### About this task
Every record must be repeated precisely as it stands.

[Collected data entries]
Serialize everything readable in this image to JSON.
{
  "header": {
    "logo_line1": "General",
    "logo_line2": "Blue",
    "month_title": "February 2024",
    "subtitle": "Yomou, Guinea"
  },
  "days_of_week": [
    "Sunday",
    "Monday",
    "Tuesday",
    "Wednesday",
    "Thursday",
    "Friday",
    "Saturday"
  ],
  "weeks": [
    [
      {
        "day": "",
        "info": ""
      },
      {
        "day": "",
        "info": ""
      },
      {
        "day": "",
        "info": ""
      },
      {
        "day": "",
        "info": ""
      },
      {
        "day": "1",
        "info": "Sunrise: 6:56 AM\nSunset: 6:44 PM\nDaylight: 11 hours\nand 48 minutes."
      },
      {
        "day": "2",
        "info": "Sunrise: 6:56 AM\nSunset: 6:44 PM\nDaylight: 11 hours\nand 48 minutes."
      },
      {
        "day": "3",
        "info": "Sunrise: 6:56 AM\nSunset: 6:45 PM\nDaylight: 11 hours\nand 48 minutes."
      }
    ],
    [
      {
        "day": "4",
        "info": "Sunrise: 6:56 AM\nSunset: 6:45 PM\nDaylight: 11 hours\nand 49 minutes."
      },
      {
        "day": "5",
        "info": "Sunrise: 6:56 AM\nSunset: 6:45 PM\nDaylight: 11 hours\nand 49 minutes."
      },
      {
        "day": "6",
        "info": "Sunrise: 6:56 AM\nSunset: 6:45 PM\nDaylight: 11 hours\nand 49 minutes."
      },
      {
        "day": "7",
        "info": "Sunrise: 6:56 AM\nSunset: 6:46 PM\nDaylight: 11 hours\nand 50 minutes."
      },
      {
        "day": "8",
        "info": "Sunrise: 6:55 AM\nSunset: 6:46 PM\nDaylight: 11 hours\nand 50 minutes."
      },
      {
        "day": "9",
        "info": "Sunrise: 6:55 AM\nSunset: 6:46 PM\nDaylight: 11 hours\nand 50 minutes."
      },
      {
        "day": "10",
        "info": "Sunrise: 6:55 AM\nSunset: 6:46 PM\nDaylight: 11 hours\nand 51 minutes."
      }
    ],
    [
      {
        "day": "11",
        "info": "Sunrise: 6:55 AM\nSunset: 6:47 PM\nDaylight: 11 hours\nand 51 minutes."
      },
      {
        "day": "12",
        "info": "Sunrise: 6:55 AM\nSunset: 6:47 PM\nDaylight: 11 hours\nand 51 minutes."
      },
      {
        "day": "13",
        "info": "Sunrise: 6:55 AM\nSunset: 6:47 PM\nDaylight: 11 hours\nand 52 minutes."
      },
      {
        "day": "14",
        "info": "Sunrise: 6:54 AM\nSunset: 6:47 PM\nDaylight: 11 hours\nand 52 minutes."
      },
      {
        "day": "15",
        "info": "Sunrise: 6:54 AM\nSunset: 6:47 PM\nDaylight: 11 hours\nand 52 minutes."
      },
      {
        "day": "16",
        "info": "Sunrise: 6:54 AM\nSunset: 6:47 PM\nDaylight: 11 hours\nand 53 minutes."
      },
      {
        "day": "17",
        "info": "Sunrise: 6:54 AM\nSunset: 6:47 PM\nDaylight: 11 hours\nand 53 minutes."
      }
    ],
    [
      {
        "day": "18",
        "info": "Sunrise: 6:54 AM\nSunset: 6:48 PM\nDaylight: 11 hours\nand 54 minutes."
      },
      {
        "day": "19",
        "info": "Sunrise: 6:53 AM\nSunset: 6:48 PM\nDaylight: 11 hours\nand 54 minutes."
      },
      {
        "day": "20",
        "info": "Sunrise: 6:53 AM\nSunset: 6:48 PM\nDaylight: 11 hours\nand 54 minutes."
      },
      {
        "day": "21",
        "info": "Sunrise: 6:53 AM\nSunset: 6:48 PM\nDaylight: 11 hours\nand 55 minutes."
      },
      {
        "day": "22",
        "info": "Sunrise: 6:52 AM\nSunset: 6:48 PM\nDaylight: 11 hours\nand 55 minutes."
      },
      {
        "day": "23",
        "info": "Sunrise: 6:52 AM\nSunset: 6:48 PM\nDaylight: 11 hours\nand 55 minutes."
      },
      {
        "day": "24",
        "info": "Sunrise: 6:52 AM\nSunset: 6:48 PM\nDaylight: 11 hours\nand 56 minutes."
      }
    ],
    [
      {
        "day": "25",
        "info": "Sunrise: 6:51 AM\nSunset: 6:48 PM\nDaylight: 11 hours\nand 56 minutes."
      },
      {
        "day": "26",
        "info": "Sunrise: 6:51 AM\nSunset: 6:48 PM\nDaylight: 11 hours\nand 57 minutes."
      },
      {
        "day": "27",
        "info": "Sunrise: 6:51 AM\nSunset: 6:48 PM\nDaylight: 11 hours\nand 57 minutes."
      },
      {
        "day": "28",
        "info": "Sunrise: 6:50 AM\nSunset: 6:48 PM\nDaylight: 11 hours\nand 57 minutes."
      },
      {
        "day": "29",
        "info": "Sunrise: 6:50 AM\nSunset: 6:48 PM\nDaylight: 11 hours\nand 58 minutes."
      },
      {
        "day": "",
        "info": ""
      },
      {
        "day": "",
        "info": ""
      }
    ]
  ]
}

### Reply to the task
Serialize everything readable in this image to JSON.
{
  "header": {
    "logo_line1": "General",
    "logo_line2": "Blue",
    "month_title": "February 2024",
    "subtitle": "Yomou, Guinea"
  },
  "days_of_week": [
    "Sunday",
    "Monday",
    "Tuesday",
    "Wednesday",
    "Thursday",
    "Friday",
    "Saturday"
  ],
  "weeks": [
    [
      {
        "day": "",
        "info": ""
      },
      {
        "day": "",
        "info": ""
      },
      {
        "day": "",
        "info": ""
      },
      {
        "day": "",
        "info": ""
      },
      {
        "day": "1",
        "info": "Sunrise: 6:56 AM\nSunset: 6:44 PM\nDaylight: 11 hours\nand 48 minutes."
      },
      {
        "day": "2",
        "info": "Sunrise: 6:56 AM\nSunset: 6:44 PM\nDaylight: 11 hours\nand 48 minutes."
      },
      {
        "day": "3",
        "info": "Sunrise: 6:56 AM\nSunset: 6:45 PM\nDaylight: 11 hours\nand 48 minutes."
      }
    ],
    [
      {
        "day": "4",
        "info": "Sunrise: 6:56 AM\nSunset: 6:45 PM\nDaylight: 11 hours\nand 49 minutes."
      },
      {
        "day": "5",
        "info": "Sunrise: 6:56 AM\nSunset: 6:45 PM\nDaylight: 11 hours\nand 49 minutes."
      },
      {
        "day": "6",
        "info": "Sunrise: 6:56 AM\nSunset: 6:45 PM\nDaylight: 11 hours\nand 49 minutes."
      },
      {
        "day": "7",
        "info": "Sunrise: 6:56 AM\nSunset: 6:46 PM\nDaylight: 11 hours\nand 50 minutes."
      },
      {
        "day": "8",
        "info": "Sunrise: 6:55 AM\nSunset: 6:46 PM\nDaylight: 11 hours\nand 50 minutes."
      },
      {
        "day": "9",
        "info": "Sunrise: 6:55 AM\nSunset: 6:46 PM\nDaylight: 11 hours\nand 50 minutes."
      },
      {
        "day": "10",
        "info": "Sunrise: 6:55 AM\nSunset: 6:46 PM\nDaylight: 11 hours\nand 51 minutes."
      }
    ],
    [
      {
        "day": "11",
        "info": "Sunrise: 6:55 AM\nSunset: 6:47 PM\nDaylight: 11 hours\nand 51 minutes."
      },
      {
        "day": "12",
        "info": "Sunrise: 6:55 AM\nSunset: 6:47 PM\nDaylight: 11 hours\nand 51 minutes."
      },
      {
        "day": "13",
        "info": "Sunrise: 6:55 AM\nSunset: 6:47 PM\nDaylight: 11 hours\nand 52 minutes."
      },
      {
        "day": "14",
        "info": "Sunrise: 6:54 AM\nSunset: 6:47 PM\nDaylight: 11 hours\nand 52 minutes."
      },
      {
        "day": "15",
        "info": "Sunrise: 6:54 AM\nSunset: 6:47 PM\nDaylight: 11 hours\nand 52 minutes."
      },
      {
        "day": "16",
        "info": "Sunrise: 6:54 AM\nSunset: 6:47 PM\nDaylight: 11 hours\nand 53 minutes."
      },
      {
        "day": "17",
        "info": "Sunrise: 6:54 AM\nSunset: 6:47 PM\nDaylight: 11 hours\nand 53 minutes."
      }
    ],
    [
      {
        "day": "18",
        "info": "Sunrise: 6:54 AM\nSunset: 6:48 PM\nDaylight: 11 hours\nand 54 minutes."
      },
      {
        "day": "19",
        "info": "Sunrise: 6:53 AM\nSunset: 6:48 PM\nDaylight: 11 hours\nand 54 minutes."
      },
      {
        "day": "20",
        "info": "Sunrise: 6:53 AM\nSunset: 6:48 PM\nDaylight: 11 hours\nand 54 minutes."
      },
      {
        "day": "21",
        "info": "Sunrise: 6:53 AM\nSunset: 6:48 PM\nDaylight: 11 hours\nand 55 minutes."
      },
      {
        "day": "22",
        "info": "Sunrise: 6:52 AM\nSunset: 6:48 PM\nDaylight: 11 hours\nand 55 minutes."
      },
      {
        "day": "23",
        "info": "Sunrise: 6:52 AM\nSunset: 6:48 PM\nDaylight: 11 hours\nand 55 minutes."
      },
      {
        "day": "24",
        "info": "Sunrise: 6:52 AM\nSunset: 6:48 PM\nDaylight: 11 hours\nand 56 minutes."
      }
    ],
    [
      {
        "day": "25",
        "info": "Sunrise: 6:51 AM\nSunset: 6:48 PM\nDaylight: 11 hours\nand 56 minutes."
      },
      {
        "day": "26",
        "info": "Sunrise: 6:51 AM\nSunset: 6:48 PM\nDaylight: 11 hours\nand 57 minutes."
      },
      {
        "day": "27",
        "info": "Sunrise: 6:51 AM\nSunset: 6:48 PM\nDaylight: 11 hours\nand 57 minutes."
      },
      {
        "day": "28",
        "info": "Sunrise: 6:50 AM\nSunset: 6:48 PM\nDaylight: 11 hours\nand 57 minutes."
      },
      {
        "day": "29",
        "info": "Sunrise: 6:50 AM\nSunset: 6:48 PM\nDaylight: 11 hours\nand 58 minutes."
      },
      {
        "day": "",
        "info": ""
      },
      {
        "day": "",
        "info": ""
      }
    ]
  ]
}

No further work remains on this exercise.